There’s an old joke about the guy who gets stranded in a flash flood and is sitting on the top of his house with the water swirling around. A small rowboat comes by loaded with people and they ask him if he would like to get in. He says, “No, I’m waiting for divine intervention.” A while later, a speedboat pulls up and tells him to get on board but the man insists that his faith in the all mighty will rescue him. As the water creeps up to the peak of the roof, a helicopter hovers above and sends down a rope ladder for him to climb up. He declines the offer saying God will take care of him.
The man drowns and goes to heaven where he says to God why didn’t you help me? God says, “I don’t know what more I could have done, I sent a rowboat, and speed boat and a helicopter.”
Unfortunately, as managers, we sometimes do the same as the man on the roof. We lament that we need better sales people, we may wonder what we have to do to get people to meet expectations, or why prospects just don’t get that you have the best product or service. I encourage you to think about what you can do other than wonder.

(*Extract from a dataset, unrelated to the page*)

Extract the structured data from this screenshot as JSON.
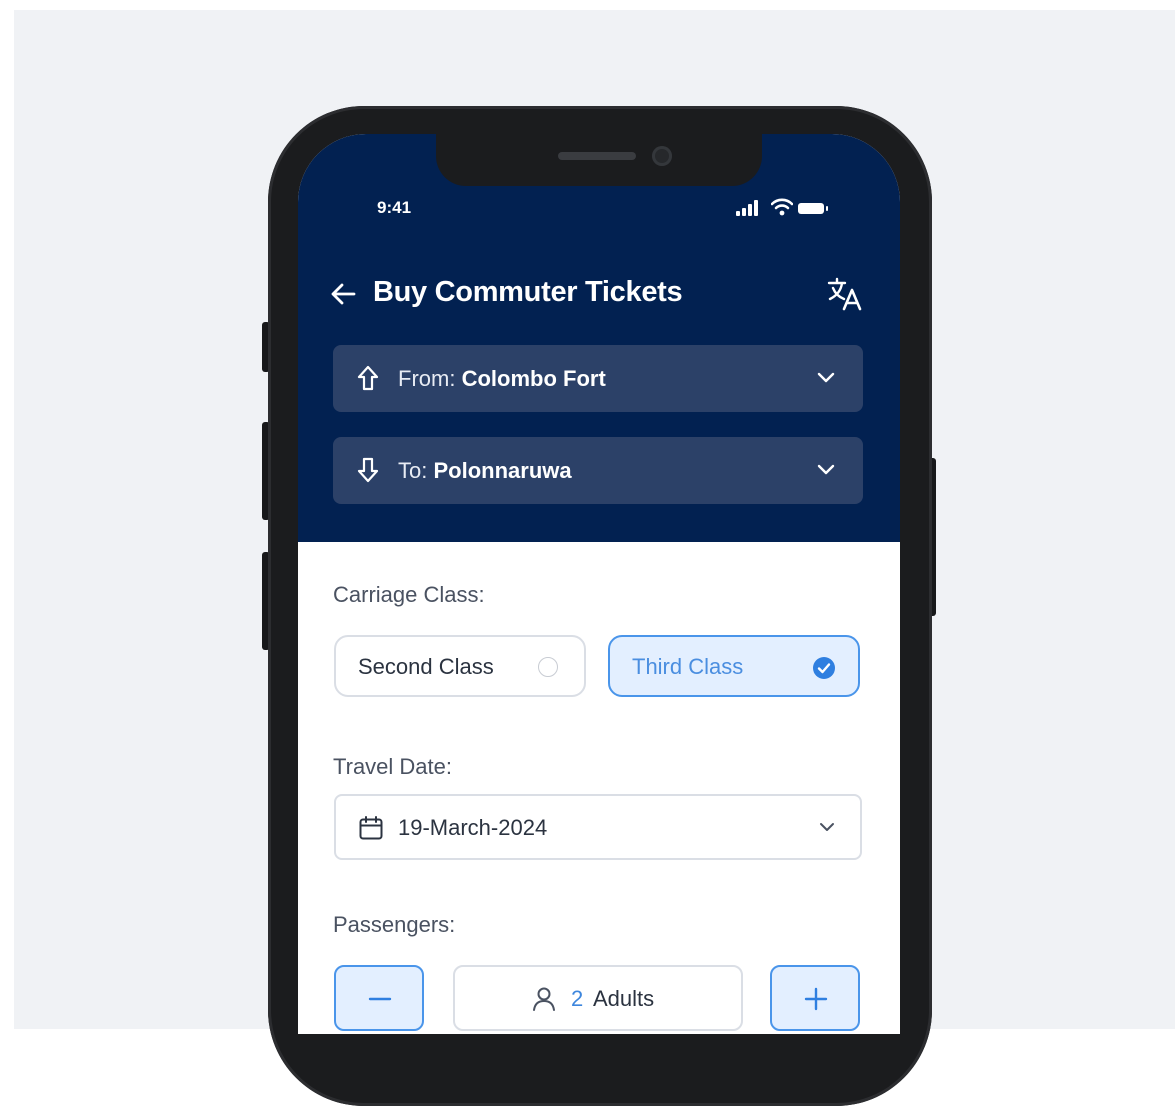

Regardless of the size of your company or the budget you have, you can provide support for your sales people to help them develop proven skills, positive attitudes and productive behaviors. Even the most seasoned salesperson should have a belief in lifelong learning. The market is in constant change and consistent learning is required to keep up with that evolution.
A consistent twenty minute meeting with group discussions, exercises or role plays will set a baseline of expectation and skill development that will begin the process of elevating the professional level of your people. Also, let’s not forget the importance of WIM’s (Weekly Individual Meetings) when the manager can have one on one time with each salesperson to help them grow. If you’re unable or uncomfortable doing this, find a professional who can. The results you are hoping and praying for might just happen.
- Jody Williamson